Input for this task below:
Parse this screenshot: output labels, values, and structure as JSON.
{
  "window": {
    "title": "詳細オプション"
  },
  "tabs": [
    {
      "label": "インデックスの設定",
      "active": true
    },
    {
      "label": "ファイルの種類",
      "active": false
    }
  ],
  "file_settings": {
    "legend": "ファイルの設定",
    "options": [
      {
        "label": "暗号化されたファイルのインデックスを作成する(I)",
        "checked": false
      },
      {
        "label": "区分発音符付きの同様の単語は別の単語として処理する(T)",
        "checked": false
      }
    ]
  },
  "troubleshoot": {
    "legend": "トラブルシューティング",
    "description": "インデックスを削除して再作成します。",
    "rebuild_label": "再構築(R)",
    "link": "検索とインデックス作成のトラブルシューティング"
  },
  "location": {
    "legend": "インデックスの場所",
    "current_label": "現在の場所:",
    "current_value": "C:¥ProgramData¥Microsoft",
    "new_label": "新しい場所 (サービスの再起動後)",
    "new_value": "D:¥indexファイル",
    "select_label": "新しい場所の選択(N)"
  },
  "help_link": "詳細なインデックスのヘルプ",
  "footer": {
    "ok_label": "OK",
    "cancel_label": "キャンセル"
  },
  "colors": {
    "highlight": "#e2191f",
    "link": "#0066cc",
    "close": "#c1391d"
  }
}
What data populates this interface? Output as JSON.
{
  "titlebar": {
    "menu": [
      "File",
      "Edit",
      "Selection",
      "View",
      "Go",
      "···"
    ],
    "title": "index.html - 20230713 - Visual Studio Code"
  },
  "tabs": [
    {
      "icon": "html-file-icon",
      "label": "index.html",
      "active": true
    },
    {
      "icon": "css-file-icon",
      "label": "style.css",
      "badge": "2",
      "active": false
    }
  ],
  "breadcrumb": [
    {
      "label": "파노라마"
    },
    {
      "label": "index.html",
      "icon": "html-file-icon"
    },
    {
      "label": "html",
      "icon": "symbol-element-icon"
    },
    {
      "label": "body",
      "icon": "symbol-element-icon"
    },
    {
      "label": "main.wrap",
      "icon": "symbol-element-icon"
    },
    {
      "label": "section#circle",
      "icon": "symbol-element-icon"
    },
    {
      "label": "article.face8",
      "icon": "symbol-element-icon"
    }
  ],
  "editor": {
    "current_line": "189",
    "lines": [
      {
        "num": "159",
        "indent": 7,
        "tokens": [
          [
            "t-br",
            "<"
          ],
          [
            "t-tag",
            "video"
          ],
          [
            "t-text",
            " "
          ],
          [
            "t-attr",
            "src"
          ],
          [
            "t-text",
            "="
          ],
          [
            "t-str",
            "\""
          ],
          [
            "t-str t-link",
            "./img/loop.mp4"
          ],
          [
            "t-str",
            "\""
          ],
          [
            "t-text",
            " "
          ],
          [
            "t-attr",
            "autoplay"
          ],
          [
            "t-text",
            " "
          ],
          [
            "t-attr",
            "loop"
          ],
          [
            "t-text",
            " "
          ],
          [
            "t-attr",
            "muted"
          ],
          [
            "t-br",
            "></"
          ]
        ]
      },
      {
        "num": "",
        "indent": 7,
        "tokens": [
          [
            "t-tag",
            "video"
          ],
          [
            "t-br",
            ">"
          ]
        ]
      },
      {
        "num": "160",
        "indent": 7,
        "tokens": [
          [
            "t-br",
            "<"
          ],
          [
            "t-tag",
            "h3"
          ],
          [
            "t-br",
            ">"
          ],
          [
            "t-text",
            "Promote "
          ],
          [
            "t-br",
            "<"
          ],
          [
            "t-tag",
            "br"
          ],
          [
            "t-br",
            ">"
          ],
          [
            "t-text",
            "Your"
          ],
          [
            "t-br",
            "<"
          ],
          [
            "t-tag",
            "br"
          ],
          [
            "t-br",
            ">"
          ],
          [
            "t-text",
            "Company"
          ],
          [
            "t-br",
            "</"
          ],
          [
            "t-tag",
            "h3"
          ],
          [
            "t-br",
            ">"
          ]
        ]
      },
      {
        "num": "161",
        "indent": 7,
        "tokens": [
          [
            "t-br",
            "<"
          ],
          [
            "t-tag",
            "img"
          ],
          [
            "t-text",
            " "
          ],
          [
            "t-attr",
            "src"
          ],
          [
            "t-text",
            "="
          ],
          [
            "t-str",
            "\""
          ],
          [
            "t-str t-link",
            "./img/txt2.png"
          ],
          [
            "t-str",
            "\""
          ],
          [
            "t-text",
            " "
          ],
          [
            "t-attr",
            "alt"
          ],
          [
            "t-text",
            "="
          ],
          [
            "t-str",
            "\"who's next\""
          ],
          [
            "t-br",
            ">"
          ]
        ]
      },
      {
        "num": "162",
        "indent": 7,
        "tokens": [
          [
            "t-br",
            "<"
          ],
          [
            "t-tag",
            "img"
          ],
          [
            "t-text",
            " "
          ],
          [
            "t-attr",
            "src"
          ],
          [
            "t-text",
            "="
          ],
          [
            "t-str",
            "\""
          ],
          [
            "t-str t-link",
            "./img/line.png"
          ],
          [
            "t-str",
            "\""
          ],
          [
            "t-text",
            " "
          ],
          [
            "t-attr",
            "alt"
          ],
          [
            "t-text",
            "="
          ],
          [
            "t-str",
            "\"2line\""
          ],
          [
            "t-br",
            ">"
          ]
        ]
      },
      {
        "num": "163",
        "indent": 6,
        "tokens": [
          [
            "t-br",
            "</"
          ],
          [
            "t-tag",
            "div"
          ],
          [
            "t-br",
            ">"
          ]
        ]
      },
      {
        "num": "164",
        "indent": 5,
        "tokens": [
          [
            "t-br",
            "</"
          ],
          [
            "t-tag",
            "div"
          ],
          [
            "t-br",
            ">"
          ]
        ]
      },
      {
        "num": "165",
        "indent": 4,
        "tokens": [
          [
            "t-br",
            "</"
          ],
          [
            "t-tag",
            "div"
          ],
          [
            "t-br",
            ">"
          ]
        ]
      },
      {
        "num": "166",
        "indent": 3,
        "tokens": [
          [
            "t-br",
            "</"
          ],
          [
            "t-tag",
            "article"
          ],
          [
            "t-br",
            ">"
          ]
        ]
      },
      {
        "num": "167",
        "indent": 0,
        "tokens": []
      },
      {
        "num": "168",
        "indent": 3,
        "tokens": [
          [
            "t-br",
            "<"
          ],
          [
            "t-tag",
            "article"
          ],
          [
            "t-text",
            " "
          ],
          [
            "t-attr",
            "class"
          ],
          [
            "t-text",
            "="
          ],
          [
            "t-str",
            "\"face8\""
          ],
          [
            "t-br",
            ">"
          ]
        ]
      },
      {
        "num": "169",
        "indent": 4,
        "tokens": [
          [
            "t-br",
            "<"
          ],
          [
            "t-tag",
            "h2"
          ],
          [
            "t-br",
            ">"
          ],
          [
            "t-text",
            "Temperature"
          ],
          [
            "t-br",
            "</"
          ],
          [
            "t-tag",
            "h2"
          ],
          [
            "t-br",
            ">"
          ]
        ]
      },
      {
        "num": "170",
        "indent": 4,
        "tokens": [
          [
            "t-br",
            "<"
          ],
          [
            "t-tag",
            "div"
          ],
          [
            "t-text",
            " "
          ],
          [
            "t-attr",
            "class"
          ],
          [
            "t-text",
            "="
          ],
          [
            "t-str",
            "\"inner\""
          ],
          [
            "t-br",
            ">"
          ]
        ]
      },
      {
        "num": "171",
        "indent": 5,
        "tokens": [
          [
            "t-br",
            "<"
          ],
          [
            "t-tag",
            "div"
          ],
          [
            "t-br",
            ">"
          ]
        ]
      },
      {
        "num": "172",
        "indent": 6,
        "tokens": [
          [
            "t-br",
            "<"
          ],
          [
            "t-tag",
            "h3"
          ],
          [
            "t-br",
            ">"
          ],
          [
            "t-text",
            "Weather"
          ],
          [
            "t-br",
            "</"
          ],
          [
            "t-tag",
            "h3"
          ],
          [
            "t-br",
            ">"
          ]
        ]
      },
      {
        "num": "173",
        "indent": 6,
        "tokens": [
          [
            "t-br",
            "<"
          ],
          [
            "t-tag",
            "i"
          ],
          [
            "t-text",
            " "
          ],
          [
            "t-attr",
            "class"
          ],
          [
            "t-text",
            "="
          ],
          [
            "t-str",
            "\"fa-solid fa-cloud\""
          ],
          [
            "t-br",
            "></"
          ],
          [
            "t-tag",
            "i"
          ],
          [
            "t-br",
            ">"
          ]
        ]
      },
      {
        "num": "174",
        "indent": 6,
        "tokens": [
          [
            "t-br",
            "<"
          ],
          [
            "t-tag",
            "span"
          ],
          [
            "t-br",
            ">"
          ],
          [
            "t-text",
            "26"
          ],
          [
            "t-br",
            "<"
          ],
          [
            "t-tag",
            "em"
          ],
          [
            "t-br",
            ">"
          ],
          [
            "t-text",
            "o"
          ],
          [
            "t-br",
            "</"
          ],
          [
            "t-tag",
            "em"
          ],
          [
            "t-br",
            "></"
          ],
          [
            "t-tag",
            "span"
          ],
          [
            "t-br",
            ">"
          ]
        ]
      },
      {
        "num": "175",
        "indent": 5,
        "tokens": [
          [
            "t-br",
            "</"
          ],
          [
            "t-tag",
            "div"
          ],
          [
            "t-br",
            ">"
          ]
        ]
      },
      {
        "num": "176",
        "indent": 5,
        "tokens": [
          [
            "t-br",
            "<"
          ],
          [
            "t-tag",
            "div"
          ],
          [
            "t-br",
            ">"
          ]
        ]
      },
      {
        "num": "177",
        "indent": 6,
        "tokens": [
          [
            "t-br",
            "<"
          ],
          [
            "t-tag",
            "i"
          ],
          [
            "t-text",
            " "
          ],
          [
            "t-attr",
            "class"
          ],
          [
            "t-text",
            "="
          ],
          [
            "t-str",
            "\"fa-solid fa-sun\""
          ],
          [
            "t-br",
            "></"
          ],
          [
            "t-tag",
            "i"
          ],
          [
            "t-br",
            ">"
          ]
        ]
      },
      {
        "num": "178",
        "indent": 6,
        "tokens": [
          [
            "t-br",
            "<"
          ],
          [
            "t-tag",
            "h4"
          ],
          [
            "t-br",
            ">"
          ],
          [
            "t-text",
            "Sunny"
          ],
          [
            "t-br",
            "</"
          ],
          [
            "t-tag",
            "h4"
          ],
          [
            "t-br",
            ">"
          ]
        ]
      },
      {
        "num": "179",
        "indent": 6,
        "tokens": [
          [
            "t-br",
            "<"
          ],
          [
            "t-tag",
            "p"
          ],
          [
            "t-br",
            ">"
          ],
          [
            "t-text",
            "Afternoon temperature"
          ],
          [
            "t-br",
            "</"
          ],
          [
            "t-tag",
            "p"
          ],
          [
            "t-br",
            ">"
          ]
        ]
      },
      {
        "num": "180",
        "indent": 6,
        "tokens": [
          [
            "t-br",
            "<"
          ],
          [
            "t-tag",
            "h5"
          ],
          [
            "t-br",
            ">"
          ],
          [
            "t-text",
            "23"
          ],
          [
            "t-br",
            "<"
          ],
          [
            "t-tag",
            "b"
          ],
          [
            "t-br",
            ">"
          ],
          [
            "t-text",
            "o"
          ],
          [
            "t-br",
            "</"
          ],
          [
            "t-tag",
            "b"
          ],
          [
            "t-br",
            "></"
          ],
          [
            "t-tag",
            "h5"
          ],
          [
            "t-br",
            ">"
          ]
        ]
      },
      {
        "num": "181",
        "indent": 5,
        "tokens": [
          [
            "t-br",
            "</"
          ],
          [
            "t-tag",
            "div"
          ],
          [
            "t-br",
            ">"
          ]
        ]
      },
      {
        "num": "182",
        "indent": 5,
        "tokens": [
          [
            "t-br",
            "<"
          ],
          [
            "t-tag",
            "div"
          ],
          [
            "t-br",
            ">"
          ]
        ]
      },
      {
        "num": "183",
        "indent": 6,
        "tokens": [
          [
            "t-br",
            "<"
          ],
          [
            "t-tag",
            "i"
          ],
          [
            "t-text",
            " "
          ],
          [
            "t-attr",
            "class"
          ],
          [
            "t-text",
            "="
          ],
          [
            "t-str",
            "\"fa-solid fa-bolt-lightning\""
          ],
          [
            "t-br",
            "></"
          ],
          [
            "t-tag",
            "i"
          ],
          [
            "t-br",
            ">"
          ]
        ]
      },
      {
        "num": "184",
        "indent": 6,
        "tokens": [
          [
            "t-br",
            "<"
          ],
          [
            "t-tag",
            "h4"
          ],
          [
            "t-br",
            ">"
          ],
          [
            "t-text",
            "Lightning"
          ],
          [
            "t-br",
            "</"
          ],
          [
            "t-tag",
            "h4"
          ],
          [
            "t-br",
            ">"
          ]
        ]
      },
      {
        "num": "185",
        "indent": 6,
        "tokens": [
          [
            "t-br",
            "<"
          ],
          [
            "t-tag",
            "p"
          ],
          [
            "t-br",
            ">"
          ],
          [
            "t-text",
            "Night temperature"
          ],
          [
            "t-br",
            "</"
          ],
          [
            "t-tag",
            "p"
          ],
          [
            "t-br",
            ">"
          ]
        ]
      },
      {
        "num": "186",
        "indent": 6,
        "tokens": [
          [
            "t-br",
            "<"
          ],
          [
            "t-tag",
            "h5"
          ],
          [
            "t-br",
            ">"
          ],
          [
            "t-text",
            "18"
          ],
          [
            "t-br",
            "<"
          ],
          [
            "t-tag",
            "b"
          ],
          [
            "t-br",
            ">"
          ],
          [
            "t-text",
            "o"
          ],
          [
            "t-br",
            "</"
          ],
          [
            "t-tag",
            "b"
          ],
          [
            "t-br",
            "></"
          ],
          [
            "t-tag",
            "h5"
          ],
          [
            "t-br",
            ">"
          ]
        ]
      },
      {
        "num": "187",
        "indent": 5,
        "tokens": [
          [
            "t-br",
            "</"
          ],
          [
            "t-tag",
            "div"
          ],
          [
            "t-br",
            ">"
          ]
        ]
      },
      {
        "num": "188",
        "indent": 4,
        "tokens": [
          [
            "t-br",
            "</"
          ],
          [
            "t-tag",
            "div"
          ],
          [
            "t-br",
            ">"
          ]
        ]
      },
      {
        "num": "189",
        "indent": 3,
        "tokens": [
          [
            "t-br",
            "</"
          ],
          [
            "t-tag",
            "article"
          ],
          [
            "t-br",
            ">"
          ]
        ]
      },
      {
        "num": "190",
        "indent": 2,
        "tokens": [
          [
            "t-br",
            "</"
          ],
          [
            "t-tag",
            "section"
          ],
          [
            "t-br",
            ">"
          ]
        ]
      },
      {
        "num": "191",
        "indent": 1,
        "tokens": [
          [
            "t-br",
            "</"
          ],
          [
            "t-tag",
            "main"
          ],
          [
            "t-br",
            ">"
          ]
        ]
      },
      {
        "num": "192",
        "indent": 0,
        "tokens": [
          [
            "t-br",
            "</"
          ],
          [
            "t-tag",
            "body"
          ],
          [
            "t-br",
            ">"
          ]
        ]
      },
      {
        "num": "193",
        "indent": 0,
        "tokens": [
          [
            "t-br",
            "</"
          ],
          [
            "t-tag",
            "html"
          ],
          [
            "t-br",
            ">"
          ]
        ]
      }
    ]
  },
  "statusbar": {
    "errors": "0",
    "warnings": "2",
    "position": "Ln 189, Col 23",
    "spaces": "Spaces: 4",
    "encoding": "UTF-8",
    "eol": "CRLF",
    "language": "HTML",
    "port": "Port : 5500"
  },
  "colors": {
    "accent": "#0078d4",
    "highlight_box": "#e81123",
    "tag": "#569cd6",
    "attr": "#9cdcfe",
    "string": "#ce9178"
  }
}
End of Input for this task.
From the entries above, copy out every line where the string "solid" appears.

            "\"fa-solid fa-cloud\""
            "\"fa-solid fa-sun\""
            "\"fa-solid fa-bolt-lightning\""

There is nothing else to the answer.